● BRIEF
Keep every character as it is and output all of the records.

● INFORMATION
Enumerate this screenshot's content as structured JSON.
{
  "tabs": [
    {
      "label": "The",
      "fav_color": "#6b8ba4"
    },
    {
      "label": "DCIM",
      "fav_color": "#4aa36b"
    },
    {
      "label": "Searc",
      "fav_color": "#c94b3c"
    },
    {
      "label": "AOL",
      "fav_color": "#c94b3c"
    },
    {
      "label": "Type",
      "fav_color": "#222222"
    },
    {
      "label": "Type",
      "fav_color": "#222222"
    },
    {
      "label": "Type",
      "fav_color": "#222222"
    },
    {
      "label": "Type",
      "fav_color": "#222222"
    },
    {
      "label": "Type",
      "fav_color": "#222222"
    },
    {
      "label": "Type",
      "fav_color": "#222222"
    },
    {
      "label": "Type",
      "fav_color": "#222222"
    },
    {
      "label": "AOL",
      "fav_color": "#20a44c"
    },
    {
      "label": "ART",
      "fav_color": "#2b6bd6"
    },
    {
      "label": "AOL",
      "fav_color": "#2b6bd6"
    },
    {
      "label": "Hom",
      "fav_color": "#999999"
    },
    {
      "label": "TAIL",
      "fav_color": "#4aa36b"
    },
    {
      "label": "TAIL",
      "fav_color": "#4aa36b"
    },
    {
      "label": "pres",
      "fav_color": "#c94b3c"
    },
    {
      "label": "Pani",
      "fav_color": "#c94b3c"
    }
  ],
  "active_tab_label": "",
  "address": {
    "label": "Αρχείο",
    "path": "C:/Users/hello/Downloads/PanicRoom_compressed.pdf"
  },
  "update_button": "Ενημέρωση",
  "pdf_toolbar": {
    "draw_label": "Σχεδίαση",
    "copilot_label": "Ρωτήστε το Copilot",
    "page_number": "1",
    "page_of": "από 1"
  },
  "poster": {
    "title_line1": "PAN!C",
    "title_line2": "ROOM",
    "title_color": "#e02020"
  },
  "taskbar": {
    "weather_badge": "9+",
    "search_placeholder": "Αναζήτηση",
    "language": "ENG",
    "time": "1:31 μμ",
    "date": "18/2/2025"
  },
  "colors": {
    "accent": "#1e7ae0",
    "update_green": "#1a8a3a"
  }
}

● OUTPUT OF THE TASK
Enumerate this screenshot's content as structured JSON.
{
  "tabs": [
    {
      "label": "The",
      "fav_color": "#6b8ba4"
    },
    {
      "label": "DCIM",
      "fav_color": "#4aa36b"
    },
    {
      "label": "Searc",
      "fav_color": "#c94b3c"
    },
    {
      "label": "AOL",
      "fav_color": "#c94b3c"
    },
    {
      "label": "Type",
      "fav_color": "#222222"
    },
    {
      "label": "Type",
      "fav_color": "#222222"
    },
    {
      "label": "Type",
      "fav_color": "#222222"
    },
    {
      "label": "Type",
      "fav_color": "#222222"
    },
    {
      "label": "Type",
      "fav_color": "#222222"
    },
    {
      "label": "Type",
      "fav_color": "#222222"
    },
    {
      "label": "Type",
      "fav_color": "#222222"
    },
    {
      "label": "AOL",
      "fav_color": "#20a44c"
    },
    {
      "label": "ART",
      "fav_color": "#2b6bd6"
    },
    {
      "label": "AOL",
      "fav_color": "#2b6bd6"
    },
    {
      "label": "Hom",
      "fav_color": "#999999"
    },
    {
      "label": "TAIL",
      "fav_color": "#4aa36b"
    },
    {
      "label": "TAIL",
      "fav_color": "#4aa36b"
    },
    {
      "label": "pres",
      "fav_color": "#c94b3c"
    },
    {
      "label": "Pani",
      "fav_color": "#c94b3c"
    }
  ],
  "active_tab_label": "",
  "address": {
    "label": "Αρχείο",
    "path": "C:/Users/hello/Downloads/PanicRoom_compressed.pdf"
  },
  "update_button": "Ενημέρωση",
  "pdf_toolbar": {
    "draw_label": "Σχεδίαση",
    "copilot_label": "Ρωτήστε το Copilot",
    "page_number": "1",
    "page_of": "από 1"
  },
  "poster": {
    "title_line1": "PAN!C",
    "title_line2": "ROOM",
    "title_color": "#e02020"
  },
  "taskbar": {
    "weather_badge": "9+",
    "search_placeholder": "Αναζήτηση",
    "language": "ENG",
    "time": "1:31 μμ",
    "date": "18/2/2025"
  },
  "colors": {
    "accent": "#1e7ae0",
    "update_green": "#1a8a3a"
  }
}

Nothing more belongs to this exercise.